ACTIVITY: Please reproduce all entries word for word and omit their pictures.

SUPPLIED RECORDS:
"""
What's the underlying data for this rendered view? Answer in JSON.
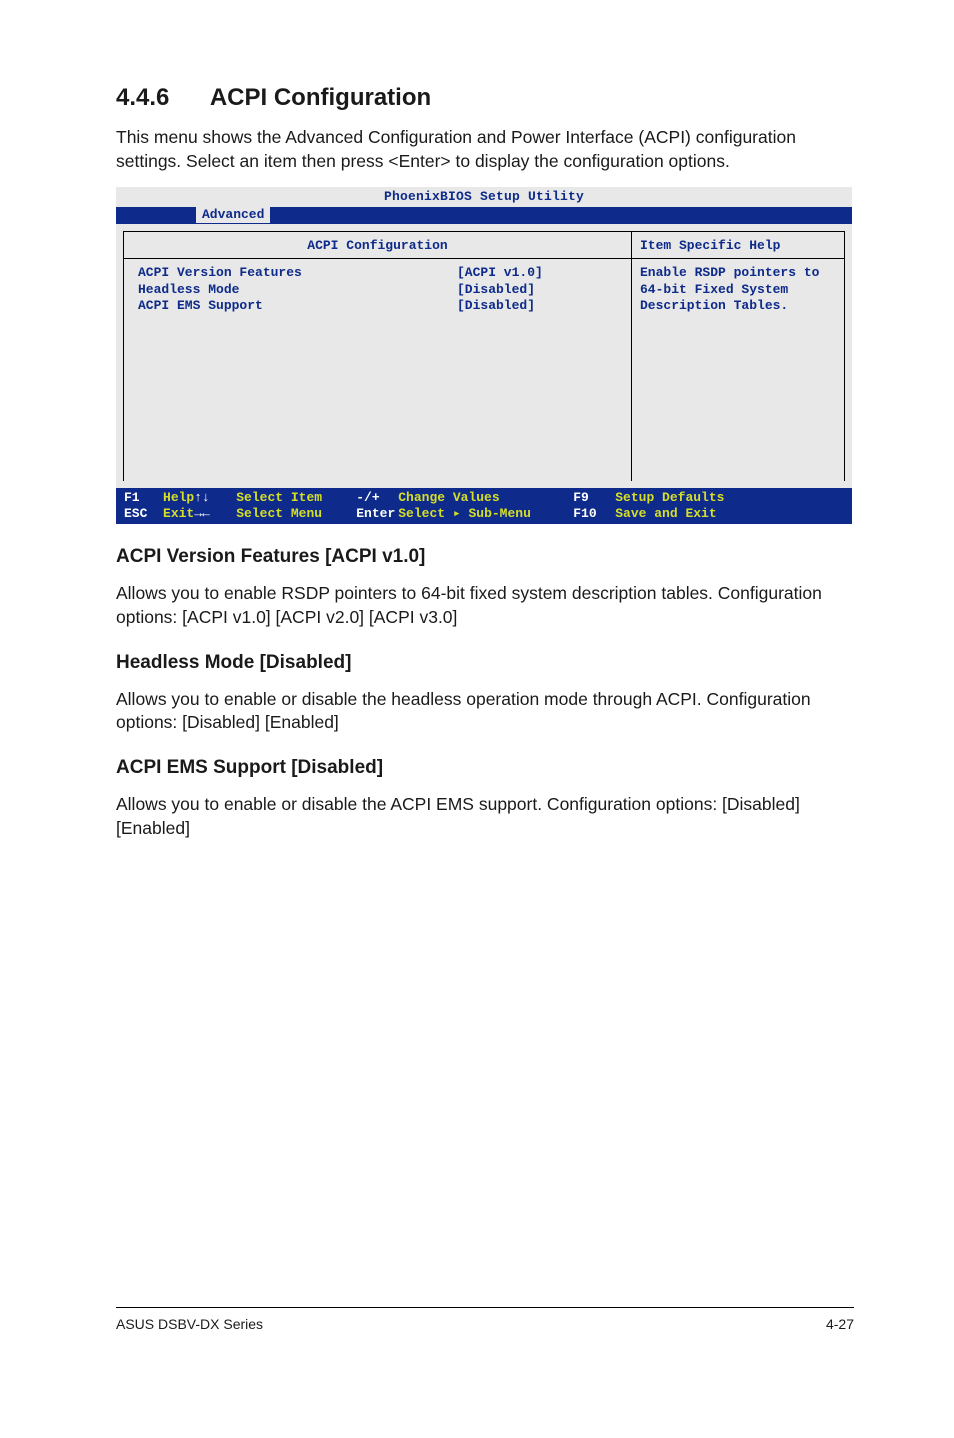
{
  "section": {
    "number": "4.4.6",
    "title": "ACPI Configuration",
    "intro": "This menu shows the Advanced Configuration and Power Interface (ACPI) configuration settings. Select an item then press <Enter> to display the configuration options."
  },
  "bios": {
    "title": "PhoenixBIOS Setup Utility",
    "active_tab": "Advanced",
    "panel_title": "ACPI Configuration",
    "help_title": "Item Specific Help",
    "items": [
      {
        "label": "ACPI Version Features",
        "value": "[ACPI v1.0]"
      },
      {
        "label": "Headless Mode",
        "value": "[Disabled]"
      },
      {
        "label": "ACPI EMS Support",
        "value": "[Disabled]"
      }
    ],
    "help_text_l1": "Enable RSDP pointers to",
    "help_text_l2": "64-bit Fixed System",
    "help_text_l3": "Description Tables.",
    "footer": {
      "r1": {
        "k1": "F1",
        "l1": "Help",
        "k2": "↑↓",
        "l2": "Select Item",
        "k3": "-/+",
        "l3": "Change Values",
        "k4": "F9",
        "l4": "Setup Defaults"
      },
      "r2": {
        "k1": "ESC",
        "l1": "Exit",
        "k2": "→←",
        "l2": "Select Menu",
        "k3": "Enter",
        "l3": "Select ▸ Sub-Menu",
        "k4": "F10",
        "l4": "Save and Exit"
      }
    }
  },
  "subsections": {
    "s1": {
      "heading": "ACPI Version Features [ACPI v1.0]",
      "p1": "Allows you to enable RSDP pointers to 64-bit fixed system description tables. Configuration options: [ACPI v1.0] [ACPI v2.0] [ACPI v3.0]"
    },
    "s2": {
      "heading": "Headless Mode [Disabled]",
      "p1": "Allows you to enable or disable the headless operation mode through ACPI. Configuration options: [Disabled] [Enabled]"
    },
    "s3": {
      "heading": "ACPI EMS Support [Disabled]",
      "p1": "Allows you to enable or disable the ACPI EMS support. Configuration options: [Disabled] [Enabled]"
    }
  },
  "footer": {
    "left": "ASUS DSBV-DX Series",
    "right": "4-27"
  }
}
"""
RESPONSE:
What's the underlying data for this rendered view? Answer in JSON.
{
  "section": {
    "number": "4.4.6",
    "title": "ACPI Configuration",
    "intro": "This menu shows the Advanced Configuration and Power Interface (ACPI) configuration settings. Select an item then press <Enter> to display the configuration options."
  },
  "bios": {
    "title": "PhoenixBIOS Setup Utility",
    "active_tab": "Advanced",
    "panel_title": "ACPI Configuration",
    "help_title": "Item Specific Help",
    "items": [
      {
        "label": "ACPI Version Features",
        "value": "[ACPI v1.0]"
      },
      {
        "label": "Headless Mode",
        "value": "[Disabled]"
      },
      {
        "label": "ACPI EMS Support",
        "value": "[Disabled]"
      }
    ],
    "help_text_l1": "Enable RSDP pointers to",
    "help_text_l2": "64-bit Fixed System",
    "help_text_l3": "Description Tables.",
    "footer": {
      "r1": {
        "k1": "F1",
        "l1": "Help",
        "k2": "↑↓",
        "l2": "Select Item",
        "k3": "-/+",
        "l3": "Change Values",
        "k4": "F9",
        "l4": "Setup Defaults"
      },
      "r2": {
        "k1": "ESC",
        "l1": "Exit",
        "k2": "→←",
        "l2": "Select Menu",
        "k3": "Enter",
        "l3": "Select ▸ Sub-Menu",
        "k4": "F10",
        "l4": "Save and Exit"
      }
    }
  },
  "subsections": {
    "s1": {
      "heading": "ACPI Version Features [ACPI v1.0]",
      "p1": "Allows you to enable RSDP pointers to 64-bit fixed system description tables. Configuration options: [ACPI v1.0] [ACPI v2.0] [ACPI v3.0]"
    },
    "s2": {
      "heading": "Headless Mode [Disabled]",
      "p1": "Allows you to enable or disable the headless operation mode through ACPI. Configuration options: [Disabled] [Enabled]"
    },
    "s3": {
      "heading": "ACPI EMS Support [Disabled]",
      "p1": "Allows you to enable or disable the ACPI EMS support. Configuration options: [Disabled] [Enabled]"
    }
  },
  "footer": {
    "left": "ASUS DSBV-DX Series",
    "right": "4-27"
  }
}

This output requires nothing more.